**Material for this exercise:**
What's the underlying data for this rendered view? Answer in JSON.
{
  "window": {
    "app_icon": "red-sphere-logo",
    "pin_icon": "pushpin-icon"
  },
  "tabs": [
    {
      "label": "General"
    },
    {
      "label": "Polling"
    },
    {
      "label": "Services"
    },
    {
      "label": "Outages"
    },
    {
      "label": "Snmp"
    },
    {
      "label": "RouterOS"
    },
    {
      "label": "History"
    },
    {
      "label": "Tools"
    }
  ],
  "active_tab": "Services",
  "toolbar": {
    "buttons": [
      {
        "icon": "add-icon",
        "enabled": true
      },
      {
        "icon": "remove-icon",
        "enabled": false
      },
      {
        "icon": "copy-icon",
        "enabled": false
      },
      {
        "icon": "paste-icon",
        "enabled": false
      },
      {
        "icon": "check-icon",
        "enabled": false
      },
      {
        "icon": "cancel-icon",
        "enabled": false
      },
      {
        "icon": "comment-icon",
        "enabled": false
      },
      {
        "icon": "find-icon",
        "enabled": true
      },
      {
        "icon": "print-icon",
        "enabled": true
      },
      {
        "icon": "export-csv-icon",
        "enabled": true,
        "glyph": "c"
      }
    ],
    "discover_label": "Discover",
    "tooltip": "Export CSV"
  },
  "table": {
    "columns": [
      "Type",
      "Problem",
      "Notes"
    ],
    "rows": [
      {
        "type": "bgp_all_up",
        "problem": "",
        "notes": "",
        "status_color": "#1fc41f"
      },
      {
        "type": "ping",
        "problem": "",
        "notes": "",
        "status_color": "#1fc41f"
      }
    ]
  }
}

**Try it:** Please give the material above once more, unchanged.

**Output of the task:**
What's the underlying data for this rendered view? Answer in JSON.
{
  "window": {
    "app_icon": "red-sphere-logo",
    "pin_icon": "pushpin-icon"
  },
  "tabs": [
    {
      "label": "General"
    },
    {
      "label": "Polling"
    },
    {
      "label": "Services"
    },
    {
      "label": "Outages"
    },
    {
      "label": "Snmp"
    },
    {
      "label": "RouterOS"
    },
    {
      "label": "History"
    },
    {
      "label": "Tools"
    }
  ],
  "active_tab": "Services",
  "toolbar": {
    "buttons": [
      {
        "icon": "add-icon",
        "enabled": true
      },
      {
        "icon": "remove-icon",
        "enabled": false
      },
      {
        "icon": "copy-icon",
        "enabled": false
      },
      {
        "icon": "paste-icon",
        "enabled": false
      },
      {
        "icon": "check-icon",
        "enabled": false
      },
      {
        "icon": "cancel-icon",
        "enabled": false
      },
      {
        "icon": "comment-icon",
        "enabled": false
      },
      {
        "icon": "find-icon",
        "enabled": true
      },
      {
        "icon": "print-icon",
        "enabled": true
      },
      {
        "icon": "export-csv-icon",
        "enabled": true,
        "glyph": "c"
      }
    ],
    "discover_label": "Discover",
    "tooltip": "Export CSV"
  },
  "table": {
    "columns": [
      "Type",
      "Problem",
      "Notes"
    ],
    "rows": [
      {
        "type": "bgp_all_up",
        "problem": "",
        "notes": "",
        "status_color": "#1fc41f"
      },
      {
        "type": "ping",
        "problem": "",
        "notes": "",
        "status_color": "#1fc41f"
      }
    ]
  }
}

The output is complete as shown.